As a resume writer in business services, edited stories such as the one below, from the Sydney Morning Herald, about the fall of commercial property due to the effects of the virus, send a shiver up my spine. It means hundreds of thousands of staff will be sacked over the next year, although some may also work from home. Now is the time to polish that resume.
There is a lot of discussion about how the coronavirus pandemic might create new normals in behaviours and in industry landscapes. For property landlords, that combination could create very significant and quite unpleasant structural changes.
When Westpac announced its $1.6 billion of COVID-19-related provisioning this week, it specifically called out, not just a fall in residential property prices, but a decline in commercial property values.
If there are to be problems within the commercial property sector, it isn’t hard to pinpoint the most stressed segments nor that much of a stretch to see them as something other than a temporary phenomenon.
Wesfarmers’ Rob Scott became the latest in a line of listed retail company chief executives to foreshadow large-scale store closures on Tuesday when he said he didn’t see many of the Target chain’s 290 large-format stores being commercially viable over time. Store numbers and sizes would be slashed; discussions with landlords would be held.
Veteran retailer Solomon Lew shut down Premier Investments’ 1250 stores early on in the course of the pandemic and has suspended all lease payments. Premier, with about 70 per cent of its leases expiring this year, is inevitably going to put the screws to its landlords over future rents as part of a long-standing campaign to get them to share some of the pain the retail sector has experienced in recent years.
A lot of small discretionary retailers, restaurants, cafes, gyms and others won’t survive the lockdown despite the efforts of government to provide some life support.
The ravaging of discretionary retail will produce permanent, structural change and therefore the days when retail property could count on ever-increasing streams of rental income by leveraging the imbalance in their relationship with tenants are numbered. There will be a re-set of rentals and the income of the A-REITs exposed to the sector.

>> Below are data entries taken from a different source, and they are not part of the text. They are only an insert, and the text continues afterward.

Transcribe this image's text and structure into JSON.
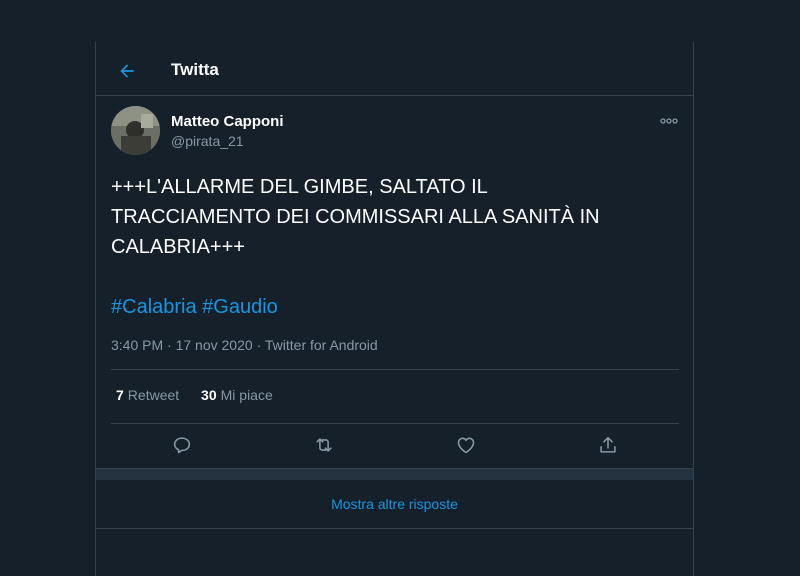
{
  "colors": {
    "background": "#15202b",
    "border": "#38444d",
    "accent": "#1b95e0",
    "secondary_text": "#8899a6",
    "primary_text": "#ffffff"
  },
  "header": {
    "back_icon": "arrow-left-icon",
    "title": "Twitta"
  },
  "tweet": {
    "author": {
      "name": "Matteo Capponi",
      "handle": "@pirata_21"
    },
    "more_icon": "more-dots-icon",
    "text_lines": [
      "+++L'ALLARME DEL GIMBE, SALTATO IL",
      "TRACCIAMENTO DEI COMMISSARI ALLA SANITÀ IN",
      "CALABRIA+++"
    ],
    "hashtags": [
      "#Calabria",
      "#Gaudio"
    ],
    "time": "3:40 PM",
    "separator": "·",
    "date": "17 nov 2020",
    "source": "Twitter for Android",
    "stats": {
      "retweets_count": "7",
      "retweets_label": "Retweet",
      "likes_count": "30",
      "likes_label": "Mi piace"
    },
    "actions": [
      "reply-icon",
      "retweet-icon",
      "like-icon",
      "share-icon"
    ]
  },
  "footer": {
    "show_more": "Mostra altre risposte"
  }
}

The other factor that will impact retail property is the abrupt halt to travel and immigration. The Morrison government had, before the pandemic, already reduced the cap on permanent immigration from 190,000 to 160,000. That’s now irrelevant. It’s going to be quite some time before we see immigrants, or overseas tourists, returning.
The pandemic has demonstrated that white-collar workplaces can be far more flexible and fluid than might have been thought and that digital communications is easier and more effective than might have been appreciated. Offices will, of course, reopen once there is a green light to return to them. In the immediate aftermath of that return, however, social distancing and safe workplaces will still be front-of-mind and those issues are likely to persist from quite some time and perhaps permanently.
On the other side of the pandemic, or at least the worst of it, it is obvious there will be fewer retailers, particularly small retailers and service providers, whether in suburban strips or the big malls.
Beyond the retail apocalypse, closed borders, a significant reduction in travel even once borders re-open, minimal population growth, changes to the way we work and the nature of the workplaces for those who do work in offices doesn’t auger well for other landlords or investors in any of those markets.